## TASK TO CARRY OUT
Check every line below for the word "this" and copy each one that has it.

Stored items from a collection:
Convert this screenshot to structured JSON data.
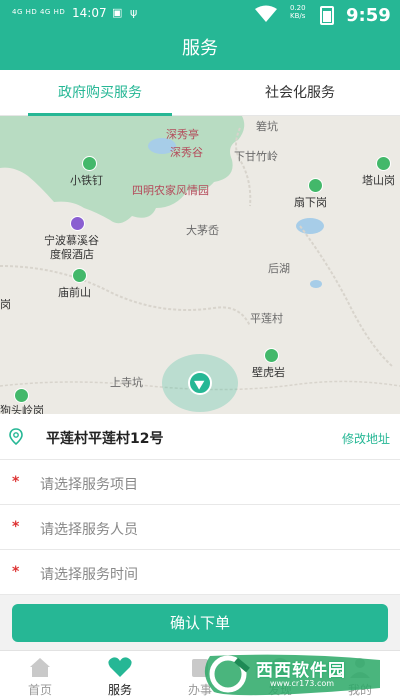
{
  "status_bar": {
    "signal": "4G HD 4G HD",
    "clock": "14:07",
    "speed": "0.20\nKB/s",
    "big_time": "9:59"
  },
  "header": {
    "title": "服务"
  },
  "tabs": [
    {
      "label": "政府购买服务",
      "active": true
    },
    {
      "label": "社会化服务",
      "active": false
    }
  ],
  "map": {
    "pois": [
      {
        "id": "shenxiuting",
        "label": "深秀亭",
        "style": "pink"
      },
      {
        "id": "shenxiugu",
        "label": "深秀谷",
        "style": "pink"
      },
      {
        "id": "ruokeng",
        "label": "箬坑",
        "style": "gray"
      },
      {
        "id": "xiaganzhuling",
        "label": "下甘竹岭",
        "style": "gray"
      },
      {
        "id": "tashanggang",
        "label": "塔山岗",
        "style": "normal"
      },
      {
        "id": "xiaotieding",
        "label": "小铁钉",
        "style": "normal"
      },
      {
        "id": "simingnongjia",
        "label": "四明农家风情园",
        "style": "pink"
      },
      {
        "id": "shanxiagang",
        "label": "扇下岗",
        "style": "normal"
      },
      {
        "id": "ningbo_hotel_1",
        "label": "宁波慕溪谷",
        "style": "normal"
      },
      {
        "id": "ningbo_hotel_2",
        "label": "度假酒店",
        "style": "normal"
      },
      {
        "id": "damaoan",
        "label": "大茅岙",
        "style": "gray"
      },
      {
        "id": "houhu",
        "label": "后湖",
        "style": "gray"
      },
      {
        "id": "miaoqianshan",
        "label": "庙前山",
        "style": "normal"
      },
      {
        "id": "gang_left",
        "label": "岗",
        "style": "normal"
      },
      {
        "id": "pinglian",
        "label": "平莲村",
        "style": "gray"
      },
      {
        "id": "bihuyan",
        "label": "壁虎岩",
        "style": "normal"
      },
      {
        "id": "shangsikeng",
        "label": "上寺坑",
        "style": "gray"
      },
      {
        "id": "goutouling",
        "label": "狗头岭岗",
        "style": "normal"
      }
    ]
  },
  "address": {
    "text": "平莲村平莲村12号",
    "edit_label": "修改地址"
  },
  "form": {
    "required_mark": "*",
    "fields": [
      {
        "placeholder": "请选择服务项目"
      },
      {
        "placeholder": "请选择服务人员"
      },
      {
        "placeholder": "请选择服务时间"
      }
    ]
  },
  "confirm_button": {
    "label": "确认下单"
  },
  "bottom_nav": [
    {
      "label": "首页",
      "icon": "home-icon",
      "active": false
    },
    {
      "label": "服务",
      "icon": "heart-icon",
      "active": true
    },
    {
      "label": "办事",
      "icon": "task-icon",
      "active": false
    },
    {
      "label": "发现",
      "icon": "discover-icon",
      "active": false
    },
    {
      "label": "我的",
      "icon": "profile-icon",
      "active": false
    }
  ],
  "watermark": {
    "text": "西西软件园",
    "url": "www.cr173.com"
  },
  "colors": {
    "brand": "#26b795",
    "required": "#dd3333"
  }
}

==

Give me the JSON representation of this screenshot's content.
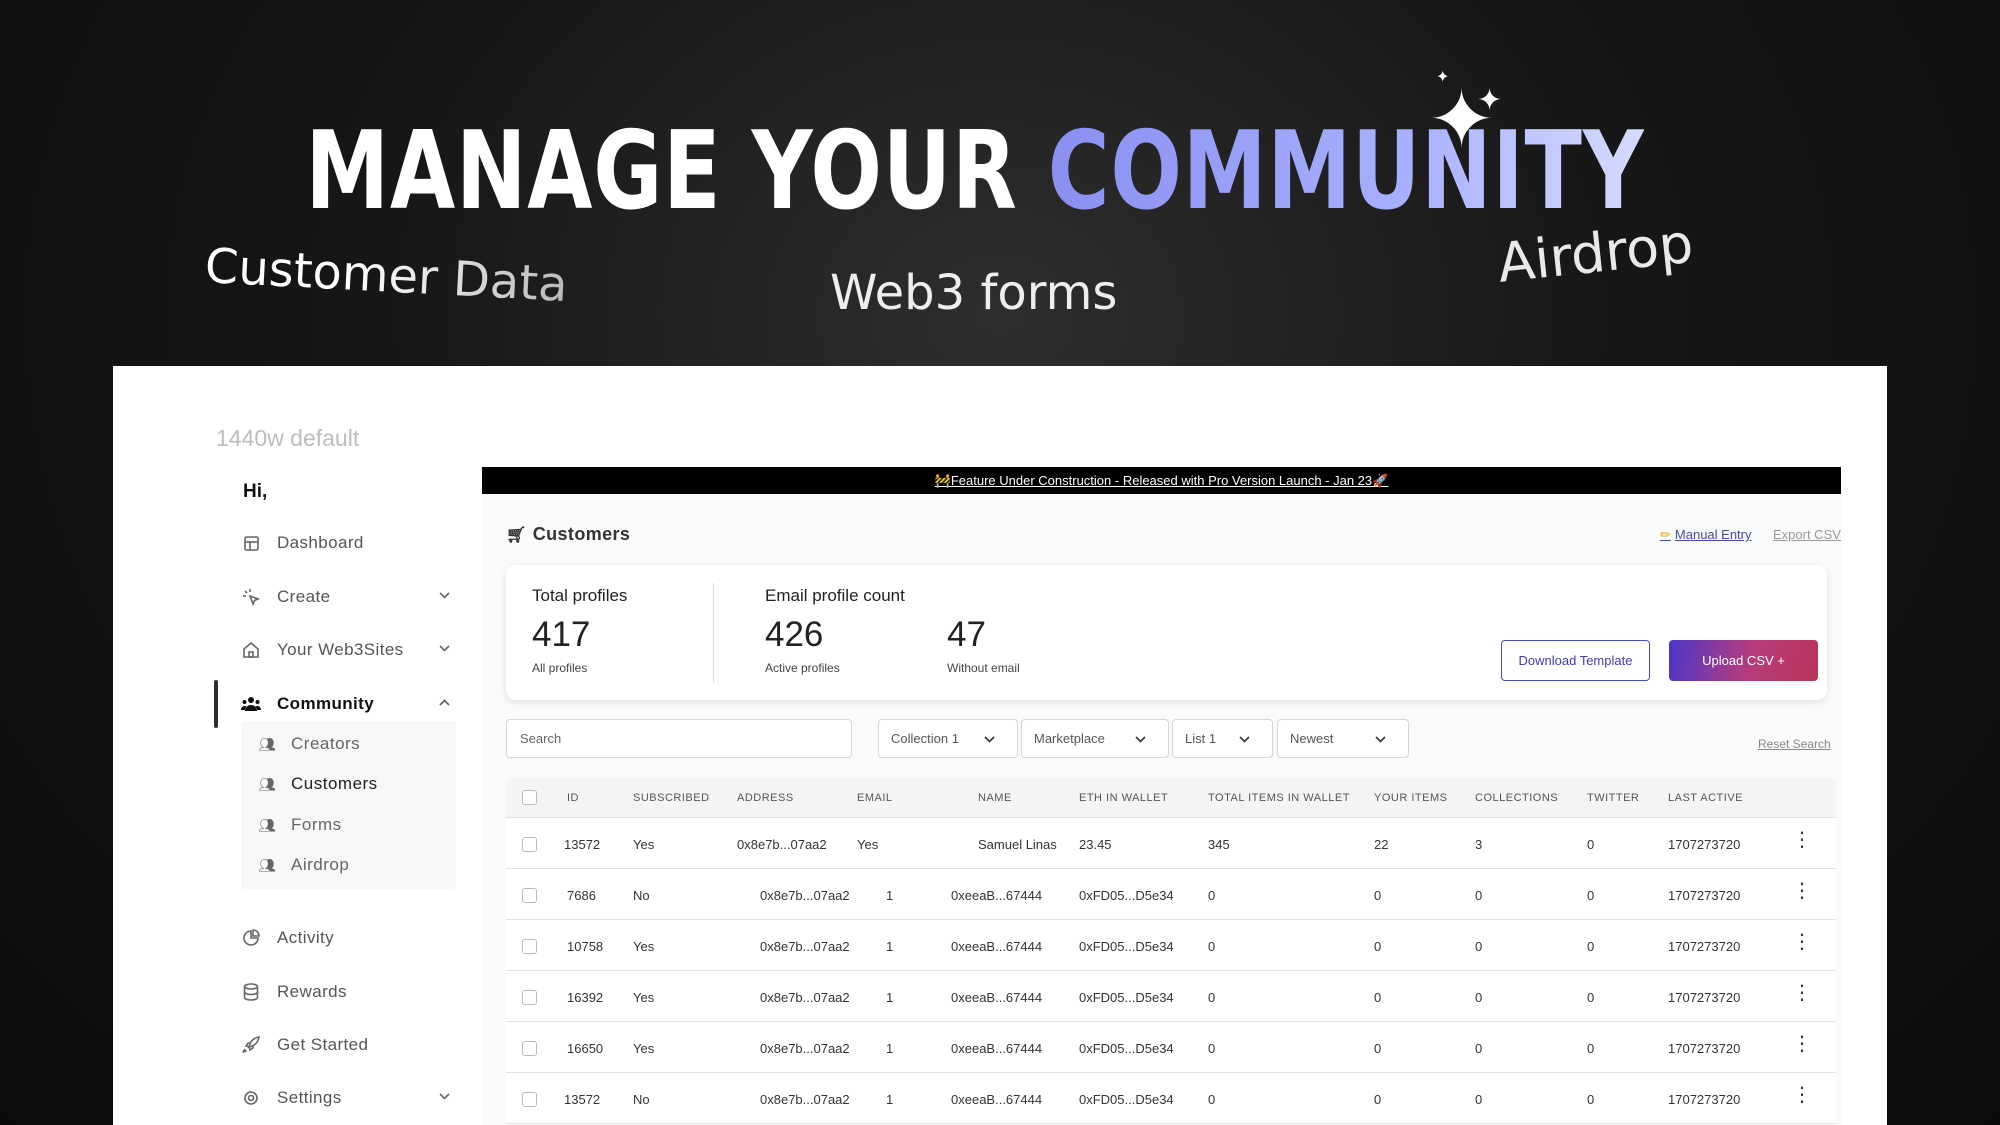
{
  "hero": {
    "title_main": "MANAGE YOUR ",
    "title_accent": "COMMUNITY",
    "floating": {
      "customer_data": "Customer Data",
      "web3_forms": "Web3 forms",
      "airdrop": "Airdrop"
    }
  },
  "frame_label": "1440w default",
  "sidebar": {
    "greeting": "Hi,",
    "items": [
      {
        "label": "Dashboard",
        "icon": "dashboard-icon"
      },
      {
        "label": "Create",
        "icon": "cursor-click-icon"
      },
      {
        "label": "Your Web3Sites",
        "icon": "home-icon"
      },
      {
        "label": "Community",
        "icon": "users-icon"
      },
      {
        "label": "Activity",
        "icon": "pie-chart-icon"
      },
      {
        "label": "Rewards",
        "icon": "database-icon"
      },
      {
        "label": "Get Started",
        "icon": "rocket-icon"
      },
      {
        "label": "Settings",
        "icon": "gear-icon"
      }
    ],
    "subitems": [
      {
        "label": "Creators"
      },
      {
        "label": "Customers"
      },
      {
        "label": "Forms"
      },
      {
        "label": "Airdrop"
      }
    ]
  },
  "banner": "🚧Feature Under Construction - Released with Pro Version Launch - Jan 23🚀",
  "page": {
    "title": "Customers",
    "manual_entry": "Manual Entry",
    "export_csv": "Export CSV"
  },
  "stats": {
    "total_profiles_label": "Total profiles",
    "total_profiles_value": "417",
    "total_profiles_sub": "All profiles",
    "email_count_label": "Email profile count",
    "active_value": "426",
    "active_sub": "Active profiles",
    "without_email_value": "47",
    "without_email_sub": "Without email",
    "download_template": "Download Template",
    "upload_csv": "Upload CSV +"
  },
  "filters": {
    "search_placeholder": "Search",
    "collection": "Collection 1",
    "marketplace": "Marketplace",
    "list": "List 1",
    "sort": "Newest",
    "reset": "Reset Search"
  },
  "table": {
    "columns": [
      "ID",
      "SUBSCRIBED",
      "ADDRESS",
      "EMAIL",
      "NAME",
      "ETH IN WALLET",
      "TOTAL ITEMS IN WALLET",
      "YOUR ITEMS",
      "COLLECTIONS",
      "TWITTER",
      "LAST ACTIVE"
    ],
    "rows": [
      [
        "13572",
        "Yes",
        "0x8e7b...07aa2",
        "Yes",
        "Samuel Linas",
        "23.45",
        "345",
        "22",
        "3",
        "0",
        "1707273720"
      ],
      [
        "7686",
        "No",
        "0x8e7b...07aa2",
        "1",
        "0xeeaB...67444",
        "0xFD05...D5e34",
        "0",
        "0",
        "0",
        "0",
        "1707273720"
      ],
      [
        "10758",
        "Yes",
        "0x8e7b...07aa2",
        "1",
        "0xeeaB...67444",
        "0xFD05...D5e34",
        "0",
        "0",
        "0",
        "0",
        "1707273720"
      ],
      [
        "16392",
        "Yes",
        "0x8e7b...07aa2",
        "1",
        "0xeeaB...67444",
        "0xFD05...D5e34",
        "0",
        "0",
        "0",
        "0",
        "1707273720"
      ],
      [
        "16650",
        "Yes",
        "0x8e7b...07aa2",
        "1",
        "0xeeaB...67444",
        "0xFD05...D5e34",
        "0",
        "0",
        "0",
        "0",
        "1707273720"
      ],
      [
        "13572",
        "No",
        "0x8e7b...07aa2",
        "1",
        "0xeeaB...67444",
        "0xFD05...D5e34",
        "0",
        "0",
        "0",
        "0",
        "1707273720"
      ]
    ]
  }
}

## TASK SOLUTION
Convert this screenshot to structured JSON data.
Give me the JSON representation of this screenshot's content.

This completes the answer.